Joseph Allen, 55, was found dead in his room at the Terra Linda Resort in Sosúa on Thursday, CNN reported.
In a statement to HuffPost, a State Department spokesperson confirmed that a second death had occurred this month, after 53-year-old Leyla Cox of New York was found unresponsive in her hotel room last week.
“We can confirm the death of a U.S. citizen in June 2019 in the Dominican Republic,” the spokesperson said. “We offer our sincerest condolences to the family for their loss. Out of respect for the family during this difficult time, we do not have additional information to provide.”
Allen’s sister, Jaimie Reed, told local ABC affiliate KABC-TV that his friends said he was at the hotel pool on Wednesday when he complained about feeling hot and went to his room to shower. That night, his condition hadn’t improved, and he said he was going to bed. When one of his friends knocked on his door the next morning, Allen didn’t respond.
The friend then requested a hotel wellness check, and Allen was found dead.
Reed recalled her brother was in overall good health with no significant medical problems.
Allen’s death comes just days after Cox, who traveled to the island earlier this month to ring in her birthday, and was discovered dead on June 10 in her hotel room, the Staten Island Advance reported.
Her son, William Cox, told the outlet that U.S. Embassy officials informed him that she died of a heart attack, but he remains skeptical of the circumstances, considering the string of deaths in the Caribbean nation.
Since June 2018, at least seven other Americans have died in the Dominican Republic. However, one of them ― Jonathan Corcoran, the brother of “Shark Tank” host Barbara Corcoran ― is believed to have died of natural causes.
In a statement released last week, the TV star said her brother “had an existing heart condition.”
Other deaths have not been as easily explained, several occurring at Bahía Príncipe’s resorts and the Hard Rock Hotel and Casino in Punta Cana.
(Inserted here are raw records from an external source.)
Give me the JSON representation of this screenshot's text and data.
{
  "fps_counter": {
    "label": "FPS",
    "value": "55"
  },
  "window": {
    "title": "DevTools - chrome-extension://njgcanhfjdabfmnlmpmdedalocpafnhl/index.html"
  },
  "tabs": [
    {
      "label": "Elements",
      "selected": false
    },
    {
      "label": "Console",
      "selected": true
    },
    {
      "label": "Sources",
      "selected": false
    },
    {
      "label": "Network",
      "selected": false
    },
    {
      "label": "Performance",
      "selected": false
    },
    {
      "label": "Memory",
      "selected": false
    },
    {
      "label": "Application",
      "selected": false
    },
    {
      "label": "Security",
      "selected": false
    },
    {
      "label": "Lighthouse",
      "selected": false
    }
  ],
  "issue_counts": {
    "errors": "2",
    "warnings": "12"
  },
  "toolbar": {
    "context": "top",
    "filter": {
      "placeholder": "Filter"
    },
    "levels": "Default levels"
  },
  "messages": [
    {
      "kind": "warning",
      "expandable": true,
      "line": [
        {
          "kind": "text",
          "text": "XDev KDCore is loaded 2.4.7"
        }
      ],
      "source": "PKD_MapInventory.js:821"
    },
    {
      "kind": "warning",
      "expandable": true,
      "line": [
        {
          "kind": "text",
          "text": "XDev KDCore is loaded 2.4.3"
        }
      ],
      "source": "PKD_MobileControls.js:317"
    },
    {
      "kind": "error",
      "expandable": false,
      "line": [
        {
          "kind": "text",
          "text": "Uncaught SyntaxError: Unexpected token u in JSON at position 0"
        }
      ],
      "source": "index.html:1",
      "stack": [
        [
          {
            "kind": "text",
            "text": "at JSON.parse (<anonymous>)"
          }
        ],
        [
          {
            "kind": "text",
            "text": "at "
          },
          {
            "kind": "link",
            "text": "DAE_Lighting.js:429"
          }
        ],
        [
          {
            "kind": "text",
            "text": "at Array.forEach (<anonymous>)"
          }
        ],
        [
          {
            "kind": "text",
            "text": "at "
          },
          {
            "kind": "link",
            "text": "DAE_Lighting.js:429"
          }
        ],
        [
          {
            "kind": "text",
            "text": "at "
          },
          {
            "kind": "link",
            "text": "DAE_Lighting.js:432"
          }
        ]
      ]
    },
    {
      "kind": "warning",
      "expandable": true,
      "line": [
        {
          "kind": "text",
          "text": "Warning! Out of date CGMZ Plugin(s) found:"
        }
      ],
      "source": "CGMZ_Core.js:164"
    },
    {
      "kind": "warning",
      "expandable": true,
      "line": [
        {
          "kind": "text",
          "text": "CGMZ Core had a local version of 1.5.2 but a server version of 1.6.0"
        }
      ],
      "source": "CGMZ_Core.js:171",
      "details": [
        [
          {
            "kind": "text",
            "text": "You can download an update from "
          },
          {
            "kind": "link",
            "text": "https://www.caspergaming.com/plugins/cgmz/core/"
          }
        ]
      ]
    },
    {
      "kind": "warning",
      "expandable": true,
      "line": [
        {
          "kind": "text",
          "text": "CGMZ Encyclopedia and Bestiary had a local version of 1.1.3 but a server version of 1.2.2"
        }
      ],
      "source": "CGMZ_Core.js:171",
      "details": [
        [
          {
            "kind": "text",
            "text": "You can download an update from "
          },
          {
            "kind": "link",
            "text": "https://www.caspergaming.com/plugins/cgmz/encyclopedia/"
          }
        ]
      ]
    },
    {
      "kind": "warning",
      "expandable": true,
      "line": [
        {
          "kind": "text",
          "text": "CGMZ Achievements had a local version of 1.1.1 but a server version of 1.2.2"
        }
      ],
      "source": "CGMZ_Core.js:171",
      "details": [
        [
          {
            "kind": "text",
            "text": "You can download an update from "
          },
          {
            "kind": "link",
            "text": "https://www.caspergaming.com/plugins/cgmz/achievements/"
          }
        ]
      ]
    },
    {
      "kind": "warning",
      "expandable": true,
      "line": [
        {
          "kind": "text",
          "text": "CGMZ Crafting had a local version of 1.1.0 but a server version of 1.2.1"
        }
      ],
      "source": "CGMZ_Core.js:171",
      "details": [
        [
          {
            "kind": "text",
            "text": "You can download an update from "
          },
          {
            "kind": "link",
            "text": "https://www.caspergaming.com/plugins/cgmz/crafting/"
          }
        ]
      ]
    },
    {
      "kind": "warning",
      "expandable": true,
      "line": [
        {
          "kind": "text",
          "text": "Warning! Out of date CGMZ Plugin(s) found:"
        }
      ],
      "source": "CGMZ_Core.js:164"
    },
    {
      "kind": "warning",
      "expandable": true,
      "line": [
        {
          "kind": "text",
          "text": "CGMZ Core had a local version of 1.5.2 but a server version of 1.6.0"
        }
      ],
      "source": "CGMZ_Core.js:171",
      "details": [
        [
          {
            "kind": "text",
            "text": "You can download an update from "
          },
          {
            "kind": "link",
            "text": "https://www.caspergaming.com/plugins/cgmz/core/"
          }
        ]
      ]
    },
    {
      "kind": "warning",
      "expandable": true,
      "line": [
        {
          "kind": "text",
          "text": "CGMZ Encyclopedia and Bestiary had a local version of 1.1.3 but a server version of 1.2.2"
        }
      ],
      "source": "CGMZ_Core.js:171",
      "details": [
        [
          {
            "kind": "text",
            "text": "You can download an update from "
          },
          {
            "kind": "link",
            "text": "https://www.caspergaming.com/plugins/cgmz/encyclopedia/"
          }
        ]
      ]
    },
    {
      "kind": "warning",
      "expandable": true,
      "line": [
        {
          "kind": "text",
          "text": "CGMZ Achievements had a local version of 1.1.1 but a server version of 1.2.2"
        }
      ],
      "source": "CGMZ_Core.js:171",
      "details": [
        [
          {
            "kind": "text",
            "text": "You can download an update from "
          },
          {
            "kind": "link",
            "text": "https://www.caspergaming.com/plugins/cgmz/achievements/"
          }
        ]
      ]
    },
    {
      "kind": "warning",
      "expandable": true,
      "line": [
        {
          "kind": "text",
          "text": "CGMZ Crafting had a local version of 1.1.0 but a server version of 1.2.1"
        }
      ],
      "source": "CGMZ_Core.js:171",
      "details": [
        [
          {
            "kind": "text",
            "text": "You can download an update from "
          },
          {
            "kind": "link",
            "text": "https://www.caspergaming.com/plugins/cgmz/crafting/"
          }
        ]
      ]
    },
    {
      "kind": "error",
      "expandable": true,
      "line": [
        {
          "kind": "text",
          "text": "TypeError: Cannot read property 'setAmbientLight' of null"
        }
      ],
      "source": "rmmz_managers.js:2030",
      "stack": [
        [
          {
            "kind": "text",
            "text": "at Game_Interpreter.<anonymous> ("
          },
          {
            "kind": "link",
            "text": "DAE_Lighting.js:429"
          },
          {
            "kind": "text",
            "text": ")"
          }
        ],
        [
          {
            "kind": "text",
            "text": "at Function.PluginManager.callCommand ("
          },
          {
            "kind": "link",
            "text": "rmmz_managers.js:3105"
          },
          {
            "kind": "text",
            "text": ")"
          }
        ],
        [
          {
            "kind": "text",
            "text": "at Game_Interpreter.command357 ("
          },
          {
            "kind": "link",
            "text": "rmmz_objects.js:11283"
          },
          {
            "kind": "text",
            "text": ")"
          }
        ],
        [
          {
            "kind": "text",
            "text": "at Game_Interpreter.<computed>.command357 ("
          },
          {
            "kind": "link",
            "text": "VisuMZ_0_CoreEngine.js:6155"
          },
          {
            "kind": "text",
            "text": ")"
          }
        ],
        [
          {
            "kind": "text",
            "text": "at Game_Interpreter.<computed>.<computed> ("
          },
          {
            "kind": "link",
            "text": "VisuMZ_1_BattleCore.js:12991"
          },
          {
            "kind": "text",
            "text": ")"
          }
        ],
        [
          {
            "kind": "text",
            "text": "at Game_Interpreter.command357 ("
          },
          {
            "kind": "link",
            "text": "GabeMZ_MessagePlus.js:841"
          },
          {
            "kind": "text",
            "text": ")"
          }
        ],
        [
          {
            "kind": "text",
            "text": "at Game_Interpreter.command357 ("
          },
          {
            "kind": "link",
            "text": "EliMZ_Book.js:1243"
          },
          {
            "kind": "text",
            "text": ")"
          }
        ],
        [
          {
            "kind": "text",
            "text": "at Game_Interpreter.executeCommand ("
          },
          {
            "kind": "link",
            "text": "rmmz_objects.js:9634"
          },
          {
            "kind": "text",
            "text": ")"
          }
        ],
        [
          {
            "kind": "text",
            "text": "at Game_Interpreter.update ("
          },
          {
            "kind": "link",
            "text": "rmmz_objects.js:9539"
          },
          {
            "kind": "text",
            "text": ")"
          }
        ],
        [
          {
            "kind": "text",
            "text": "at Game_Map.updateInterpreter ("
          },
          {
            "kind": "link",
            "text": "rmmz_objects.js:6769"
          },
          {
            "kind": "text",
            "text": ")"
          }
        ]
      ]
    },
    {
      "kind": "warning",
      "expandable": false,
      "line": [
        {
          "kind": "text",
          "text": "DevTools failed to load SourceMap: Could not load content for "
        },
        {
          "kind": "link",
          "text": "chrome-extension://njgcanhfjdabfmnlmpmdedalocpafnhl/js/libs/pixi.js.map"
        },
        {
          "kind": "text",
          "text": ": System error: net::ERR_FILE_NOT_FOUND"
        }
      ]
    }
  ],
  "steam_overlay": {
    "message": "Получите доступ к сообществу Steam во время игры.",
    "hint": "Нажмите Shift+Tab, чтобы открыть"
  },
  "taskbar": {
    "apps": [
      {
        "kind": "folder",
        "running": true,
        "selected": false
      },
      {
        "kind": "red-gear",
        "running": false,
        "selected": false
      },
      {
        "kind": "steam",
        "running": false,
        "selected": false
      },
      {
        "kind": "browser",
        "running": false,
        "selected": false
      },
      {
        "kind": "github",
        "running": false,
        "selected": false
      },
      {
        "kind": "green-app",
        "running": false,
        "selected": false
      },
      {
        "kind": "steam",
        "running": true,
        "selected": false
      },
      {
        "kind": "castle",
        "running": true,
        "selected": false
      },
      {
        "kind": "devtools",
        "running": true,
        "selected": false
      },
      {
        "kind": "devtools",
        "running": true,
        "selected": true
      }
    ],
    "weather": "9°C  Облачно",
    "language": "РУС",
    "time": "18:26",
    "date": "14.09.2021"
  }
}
Multiple deaths were reported to have happened after tourists consumed drinks from their hotel room minibars.
On June 11, the U.S. Embassy in Santo Domingo said it “is actively working with the Government of the Dominican Republic and the private sector at the highest levels to ensure that U.S. citizens are safe and feel safe while in the Dominican Republic,” adding that it has requested the FBI’s help.